Vantage Point By Robert Hale, publisher of the Juneau Empire.
Thumbs up to the Juneau Assembly, which last week funded the city school district to the state's cap with its approval of a $20 million budget for fiscal year 2006.
With the city's funding, and that provided by the state and other sources of revenue, the school district's budget for the coming budget year will be $46 million.
Perhaps more important than its budget appropriation, the city may consider funding items that weren't included in the school district's budget requests, three of which are transportation for homeless children, adding crossing guards and reinstating some funding for community schools. The cost for those three items would be about $55,000.
Not included in the school district's budget is $18,000 it wants for student activities, and Superintendent Peggy Cowan is hoping the city can see its way clear to fund the activities with revenues from the city's 1 percent sales tax.
Tight budgets are, for the most part, a way of life for schools in Juneau, in Alaska and elsewhere. The city's funding of the Juneau School District up to the state cap is something the district really needs to count on each year but is something it knows it can't take for granted. The $20 million the city has agreed to provide for fiscal 2006 is one less worry the district will have for the coming school year.
And thumbs up to Mayor Bruce Botelho, at least for the time being, for halting plans for a new capitol building in Juneau.

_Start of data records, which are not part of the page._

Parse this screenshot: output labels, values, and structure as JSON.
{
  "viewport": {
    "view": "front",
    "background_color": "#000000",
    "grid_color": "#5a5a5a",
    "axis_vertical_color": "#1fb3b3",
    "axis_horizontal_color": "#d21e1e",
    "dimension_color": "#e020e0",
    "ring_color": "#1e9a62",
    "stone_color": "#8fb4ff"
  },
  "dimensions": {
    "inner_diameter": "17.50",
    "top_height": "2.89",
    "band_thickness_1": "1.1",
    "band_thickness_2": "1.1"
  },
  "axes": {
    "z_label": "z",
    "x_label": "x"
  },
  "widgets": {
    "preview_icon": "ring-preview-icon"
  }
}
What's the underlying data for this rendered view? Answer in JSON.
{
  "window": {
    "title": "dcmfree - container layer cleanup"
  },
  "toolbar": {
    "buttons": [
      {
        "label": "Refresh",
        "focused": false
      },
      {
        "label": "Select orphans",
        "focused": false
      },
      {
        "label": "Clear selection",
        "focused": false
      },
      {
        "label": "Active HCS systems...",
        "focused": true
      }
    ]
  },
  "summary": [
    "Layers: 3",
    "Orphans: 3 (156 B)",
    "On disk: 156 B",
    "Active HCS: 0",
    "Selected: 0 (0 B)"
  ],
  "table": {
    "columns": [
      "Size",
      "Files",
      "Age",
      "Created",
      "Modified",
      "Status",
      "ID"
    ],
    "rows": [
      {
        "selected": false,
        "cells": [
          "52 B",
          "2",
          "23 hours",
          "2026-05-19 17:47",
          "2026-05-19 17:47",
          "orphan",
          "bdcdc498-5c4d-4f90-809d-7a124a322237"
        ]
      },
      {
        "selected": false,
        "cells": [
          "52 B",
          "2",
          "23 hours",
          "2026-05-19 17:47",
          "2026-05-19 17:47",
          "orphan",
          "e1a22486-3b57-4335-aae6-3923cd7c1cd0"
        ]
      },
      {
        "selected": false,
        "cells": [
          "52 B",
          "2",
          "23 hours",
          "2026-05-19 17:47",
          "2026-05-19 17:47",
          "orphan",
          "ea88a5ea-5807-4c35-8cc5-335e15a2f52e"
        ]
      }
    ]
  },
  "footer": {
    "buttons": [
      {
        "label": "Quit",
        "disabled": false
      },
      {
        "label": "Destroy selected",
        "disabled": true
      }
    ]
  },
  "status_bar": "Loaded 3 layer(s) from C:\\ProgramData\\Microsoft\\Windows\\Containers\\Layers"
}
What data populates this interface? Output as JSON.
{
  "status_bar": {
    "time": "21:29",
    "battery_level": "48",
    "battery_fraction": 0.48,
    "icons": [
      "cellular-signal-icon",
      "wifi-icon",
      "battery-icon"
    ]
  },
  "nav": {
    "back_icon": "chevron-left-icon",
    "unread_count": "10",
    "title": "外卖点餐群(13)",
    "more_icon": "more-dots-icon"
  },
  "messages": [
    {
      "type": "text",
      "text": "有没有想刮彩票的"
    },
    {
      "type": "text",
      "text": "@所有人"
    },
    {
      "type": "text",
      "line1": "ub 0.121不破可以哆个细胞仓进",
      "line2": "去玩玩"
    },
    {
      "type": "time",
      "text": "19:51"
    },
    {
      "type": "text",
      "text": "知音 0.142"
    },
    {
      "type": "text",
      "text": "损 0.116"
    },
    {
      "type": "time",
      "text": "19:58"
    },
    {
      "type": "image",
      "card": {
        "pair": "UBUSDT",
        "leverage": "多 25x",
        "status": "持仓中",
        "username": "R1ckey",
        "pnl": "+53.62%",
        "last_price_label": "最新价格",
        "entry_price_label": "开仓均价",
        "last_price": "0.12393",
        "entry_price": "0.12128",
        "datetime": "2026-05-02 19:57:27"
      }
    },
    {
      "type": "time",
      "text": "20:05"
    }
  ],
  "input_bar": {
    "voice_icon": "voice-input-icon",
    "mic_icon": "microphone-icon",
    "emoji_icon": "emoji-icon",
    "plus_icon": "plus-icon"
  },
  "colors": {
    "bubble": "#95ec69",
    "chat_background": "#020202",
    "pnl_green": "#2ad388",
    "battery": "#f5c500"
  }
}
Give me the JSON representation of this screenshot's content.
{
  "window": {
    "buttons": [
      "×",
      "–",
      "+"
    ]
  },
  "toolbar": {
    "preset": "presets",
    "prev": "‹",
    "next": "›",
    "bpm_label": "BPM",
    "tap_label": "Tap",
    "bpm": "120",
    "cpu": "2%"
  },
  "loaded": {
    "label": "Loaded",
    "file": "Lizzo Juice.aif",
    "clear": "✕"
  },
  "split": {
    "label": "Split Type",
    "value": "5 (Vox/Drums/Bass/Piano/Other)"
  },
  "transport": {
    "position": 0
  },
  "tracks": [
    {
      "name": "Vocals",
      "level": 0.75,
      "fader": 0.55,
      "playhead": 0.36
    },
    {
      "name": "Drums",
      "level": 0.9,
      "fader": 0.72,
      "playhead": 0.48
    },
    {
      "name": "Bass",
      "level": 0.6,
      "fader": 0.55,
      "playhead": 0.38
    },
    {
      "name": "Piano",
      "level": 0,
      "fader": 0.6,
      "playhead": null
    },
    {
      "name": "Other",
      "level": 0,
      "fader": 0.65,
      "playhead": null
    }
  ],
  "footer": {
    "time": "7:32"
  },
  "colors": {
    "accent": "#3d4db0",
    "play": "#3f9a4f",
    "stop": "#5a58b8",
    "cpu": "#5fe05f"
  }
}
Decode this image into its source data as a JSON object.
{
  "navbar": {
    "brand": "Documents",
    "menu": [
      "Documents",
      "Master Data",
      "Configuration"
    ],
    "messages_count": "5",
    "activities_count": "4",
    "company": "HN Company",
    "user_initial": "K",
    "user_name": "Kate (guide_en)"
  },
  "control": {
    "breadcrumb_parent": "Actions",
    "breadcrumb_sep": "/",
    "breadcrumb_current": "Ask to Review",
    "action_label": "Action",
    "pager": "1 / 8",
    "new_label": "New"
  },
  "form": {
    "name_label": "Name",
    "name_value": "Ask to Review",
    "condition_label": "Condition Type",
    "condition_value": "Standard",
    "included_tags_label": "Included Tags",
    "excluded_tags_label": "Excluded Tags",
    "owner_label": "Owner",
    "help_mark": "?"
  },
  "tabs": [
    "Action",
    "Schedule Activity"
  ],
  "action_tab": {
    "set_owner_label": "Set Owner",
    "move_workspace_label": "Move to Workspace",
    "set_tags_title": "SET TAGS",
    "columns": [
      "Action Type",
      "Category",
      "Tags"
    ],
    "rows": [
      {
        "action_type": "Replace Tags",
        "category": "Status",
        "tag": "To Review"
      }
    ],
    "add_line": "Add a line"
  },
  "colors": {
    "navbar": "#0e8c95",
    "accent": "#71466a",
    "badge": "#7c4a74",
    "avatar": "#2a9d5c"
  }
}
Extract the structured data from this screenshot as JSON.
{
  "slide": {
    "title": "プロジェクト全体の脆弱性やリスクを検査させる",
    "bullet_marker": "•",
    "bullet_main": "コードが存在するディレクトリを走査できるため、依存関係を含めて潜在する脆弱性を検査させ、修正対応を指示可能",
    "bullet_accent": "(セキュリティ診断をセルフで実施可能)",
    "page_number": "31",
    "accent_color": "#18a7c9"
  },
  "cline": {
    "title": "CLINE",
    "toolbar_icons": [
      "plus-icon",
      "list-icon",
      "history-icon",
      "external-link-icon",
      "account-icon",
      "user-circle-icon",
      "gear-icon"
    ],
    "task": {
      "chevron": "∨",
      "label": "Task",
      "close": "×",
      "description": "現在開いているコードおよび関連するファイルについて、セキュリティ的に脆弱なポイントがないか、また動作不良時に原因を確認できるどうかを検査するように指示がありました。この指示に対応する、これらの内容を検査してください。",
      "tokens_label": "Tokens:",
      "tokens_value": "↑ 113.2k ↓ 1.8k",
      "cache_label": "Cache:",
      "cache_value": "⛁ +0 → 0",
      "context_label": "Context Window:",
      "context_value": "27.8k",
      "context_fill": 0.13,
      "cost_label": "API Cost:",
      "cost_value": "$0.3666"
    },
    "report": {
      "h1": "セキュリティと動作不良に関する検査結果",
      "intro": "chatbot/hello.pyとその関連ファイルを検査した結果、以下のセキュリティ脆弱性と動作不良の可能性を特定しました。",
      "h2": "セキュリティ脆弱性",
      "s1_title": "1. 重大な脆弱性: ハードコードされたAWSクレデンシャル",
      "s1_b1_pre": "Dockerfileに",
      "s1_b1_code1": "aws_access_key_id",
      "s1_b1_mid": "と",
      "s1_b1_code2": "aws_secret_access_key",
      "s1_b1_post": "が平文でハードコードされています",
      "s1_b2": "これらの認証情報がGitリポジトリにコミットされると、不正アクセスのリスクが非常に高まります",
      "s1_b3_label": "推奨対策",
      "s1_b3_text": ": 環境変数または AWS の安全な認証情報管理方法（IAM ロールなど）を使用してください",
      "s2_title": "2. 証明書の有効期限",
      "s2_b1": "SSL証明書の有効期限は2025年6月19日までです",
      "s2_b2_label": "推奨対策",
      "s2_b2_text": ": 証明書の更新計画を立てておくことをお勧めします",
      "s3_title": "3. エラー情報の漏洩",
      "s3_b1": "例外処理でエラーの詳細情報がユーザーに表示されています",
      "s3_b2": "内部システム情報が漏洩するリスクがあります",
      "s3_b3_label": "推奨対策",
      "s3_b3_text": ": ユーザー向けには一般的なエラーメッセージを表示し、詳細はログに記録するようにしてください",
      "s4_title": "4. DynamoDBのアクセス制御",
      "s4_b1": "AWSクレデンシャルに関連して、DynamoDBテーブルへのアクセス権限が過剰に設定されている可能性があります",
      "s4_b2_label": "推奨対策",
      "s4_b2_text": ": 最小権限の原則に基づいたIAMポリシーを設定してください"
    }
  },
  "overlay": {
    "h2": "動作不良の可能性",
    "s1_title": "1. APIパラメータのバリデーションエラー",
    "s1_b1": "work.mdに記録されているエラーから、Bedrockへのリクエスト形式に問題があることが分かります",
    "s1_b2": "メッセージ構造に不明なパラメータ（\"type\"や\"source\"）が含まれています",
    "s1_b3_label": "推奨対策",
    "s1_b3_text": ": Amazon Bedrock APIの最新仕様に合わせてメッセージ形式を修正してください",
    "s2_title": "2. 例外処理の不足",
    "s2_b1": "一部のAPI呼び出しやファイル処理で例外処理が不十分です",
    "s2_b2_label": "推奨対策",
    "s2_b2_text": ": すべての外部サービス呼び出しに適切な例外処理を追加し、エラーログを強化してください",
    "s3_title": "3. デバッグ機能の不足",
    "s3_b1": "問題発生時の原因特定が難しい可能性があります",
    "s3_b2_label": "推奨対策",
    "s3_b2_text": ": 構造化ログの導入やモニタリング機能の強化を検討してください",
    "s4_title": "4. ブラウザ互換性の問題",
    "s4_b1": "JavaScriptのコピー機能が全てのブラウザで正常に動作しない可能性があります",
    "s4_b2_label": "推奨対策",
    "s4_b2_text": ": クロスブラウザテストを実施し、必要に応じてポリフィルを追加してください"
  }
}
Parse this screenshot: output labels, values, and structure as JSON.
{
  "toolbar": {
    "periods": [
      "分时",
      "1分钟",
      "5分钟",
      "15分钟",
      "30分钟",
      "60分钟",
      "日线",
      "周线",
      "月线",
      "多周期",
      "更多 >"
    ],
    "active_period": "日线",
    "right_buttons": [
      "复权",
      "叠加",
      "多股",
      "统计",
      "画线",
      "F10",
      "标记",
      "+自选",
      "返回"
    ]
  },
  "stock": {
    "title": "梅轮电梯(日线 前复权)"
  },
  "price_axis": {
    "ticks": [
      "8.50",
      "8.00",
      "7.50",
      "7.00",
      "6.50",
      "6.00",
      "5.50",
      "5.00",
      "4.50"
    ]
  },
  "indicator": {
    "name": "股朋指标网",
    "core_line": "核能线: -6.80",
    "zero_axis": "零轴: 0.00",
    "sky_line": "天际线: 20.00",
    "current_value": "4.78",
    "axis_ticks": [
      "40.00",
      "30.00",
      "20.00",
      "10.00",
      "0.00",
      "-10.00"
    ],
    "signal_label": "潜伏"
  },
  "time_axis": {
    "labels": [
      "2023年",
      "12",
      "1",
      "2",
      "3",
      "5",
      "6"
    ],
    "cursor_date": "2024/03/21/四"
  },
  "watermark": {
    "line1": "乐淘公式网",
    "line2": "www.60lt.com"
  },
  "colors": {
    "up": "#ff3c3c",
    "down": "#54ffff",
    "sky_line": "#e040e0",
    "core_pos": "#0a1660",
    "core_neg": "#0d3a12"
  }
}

In light of crumbling support for the project, financially and otherwise, it was the right thing for Botelho and the city Assembly to do.
There'll be more to this story in the coming days, but for now the capitol project has hit some major snags, and it could be that Juneau's status as the capital city is imperiled.
What's happened since early this year is this:
A design competition for a capitol building that would sit atop Telephone Hill in downtown was not at all embraced by the community. The four designs - and the one on which the city ultimately decided as its lead concept - were largely seen as too futuristic and not in keeping with Alaska's heritage.
The design project also seemed to fuel the ire of legislators who held (or who do hold) one of three opinions: that a new capitol building isn't needed; that a new capitol is needed, but not in Juneau; and/or that the capital needs to be moved if not to Anchorage, to the Mat-Su Valley.
And, much more recently, the capitol project was dealt its most serious blow when the city had to return $940,000 that had been appropriated by the state's Department of Transportation and Public Facilities, funding that Gov. Frank Murkowski says he knew nothing about.
At this point the city needs $5 million it doesn't have to get the capitol project under way. Looming even larger is what appears to be an evaporation of support for the project on the part of state legislators and the governor himself.
If the Legislature is unlikely to pony up some serious funding - at least $50 million or more of the $100 million total - for a new capitol, and if the project doesn't have the support of the governor, this deal may be as done as it's ever going to be.
In all of this there exists another threat not only to the capitol project but to Juneau's status as the capital city, and that is the effort in the Mat-Su Valley to construct a legislative building that ostensibly would make it unnecessary for legislators to have to travel to Juneau to conduct the state's business. That's not a perceived threat. It's the real thing.
Where the capitol project goes from here is anybody's guess, but it doesn't appear it's headed for fruition, at least not anytime soon.
Robert Hale is publisher of the Juneau Empire. He can be reached at firstname.lastname@example.org.